Read more:
Which countries have evacuated their citizens from Sudan?
What’s happening in Sudan?

Some UK citizens have manged to escape on evacuation flights operated by other countries.

Germany, Italy, Spain and France are among those that have already rescued hundreds of people from dozens of countries on their own flights.

However, the Foreign Office said only British passport holders would be able to get a place on the UK planes.

Britain’s diplomats and their families were evacuated over the weekend in a precarious mission by elite troops that took place under the cover of darkness.

Some senior Foreign Office officials will be at the airstrip to coordinate the evacuations.

The violence in Sudan comes after rival generals fell out over a deal to incorporate the Rapid Support Forces (RSF) group into the military.

The army and RSF mounted a coup together in 2021 after long-time ruler Omar al Bashir was overthrown in a popular uprising two years earlier.
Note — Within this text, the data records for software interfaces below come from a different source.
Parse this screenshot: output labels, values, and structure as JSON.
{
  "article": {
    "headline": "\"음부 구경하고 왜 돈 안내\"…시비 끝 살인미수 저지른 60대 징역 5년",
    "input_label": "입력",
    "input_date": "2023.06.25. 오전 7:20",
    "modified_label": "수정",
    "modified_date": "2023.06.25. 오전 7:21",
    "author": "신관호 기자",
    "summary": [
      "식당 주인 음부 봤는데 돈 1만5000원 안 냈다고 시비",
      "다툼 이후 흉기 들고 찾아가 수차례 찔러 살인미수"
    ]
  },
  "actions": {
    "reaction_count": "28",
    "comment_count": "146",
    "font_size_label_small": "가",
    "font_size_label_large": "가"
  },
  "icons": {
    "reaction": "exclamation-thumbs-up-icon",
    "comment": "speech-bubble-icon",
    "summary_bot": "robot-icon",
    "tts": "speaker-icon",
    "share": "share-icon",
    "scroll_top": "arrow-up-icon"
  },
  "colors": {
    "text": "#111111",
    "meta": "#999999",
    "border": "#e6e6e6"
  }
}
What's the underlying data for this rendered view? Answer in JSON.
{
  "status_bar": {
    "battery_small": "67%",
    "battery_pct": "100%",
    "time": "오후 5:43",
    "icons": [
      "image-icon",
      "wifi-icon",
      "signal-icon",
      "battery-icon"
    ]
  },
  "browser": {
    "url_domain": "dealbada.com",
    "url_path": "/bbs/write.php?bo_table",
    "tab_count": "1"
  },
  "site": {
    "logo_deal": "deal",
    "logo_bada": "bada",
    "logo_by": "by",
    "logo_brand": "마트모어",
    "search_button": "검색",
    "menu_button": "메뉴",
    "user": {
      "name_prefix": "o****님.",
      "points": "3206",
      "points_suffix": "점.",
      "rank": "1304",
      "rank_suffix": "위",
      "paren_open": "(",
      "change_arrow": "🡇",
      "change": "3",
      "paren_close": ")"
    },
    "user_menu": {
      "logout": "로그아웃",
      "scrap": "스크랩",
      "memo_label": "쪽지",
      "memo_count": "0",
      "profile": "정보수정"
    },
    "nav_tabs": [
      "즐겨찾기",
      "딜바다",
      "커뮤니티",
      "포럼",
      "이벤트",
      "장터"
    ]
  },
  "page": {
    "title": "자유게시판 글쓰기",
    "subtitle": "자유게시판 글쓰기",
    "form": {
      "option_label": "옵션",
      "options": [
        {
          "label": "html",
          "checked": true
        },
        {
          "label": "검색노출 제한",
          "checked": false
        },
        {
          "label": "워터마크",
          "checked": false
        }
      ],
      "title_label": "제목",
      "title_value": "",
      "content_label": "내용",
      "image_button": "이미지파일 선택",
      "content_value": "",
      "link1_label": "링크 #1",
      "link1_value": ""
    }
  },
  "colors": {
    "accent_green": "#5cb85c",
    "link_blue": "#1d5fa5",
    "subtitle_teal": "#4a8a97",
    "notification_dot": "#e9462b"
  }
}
However, their relationship broke down during negotiations to integrate and form a civilian government.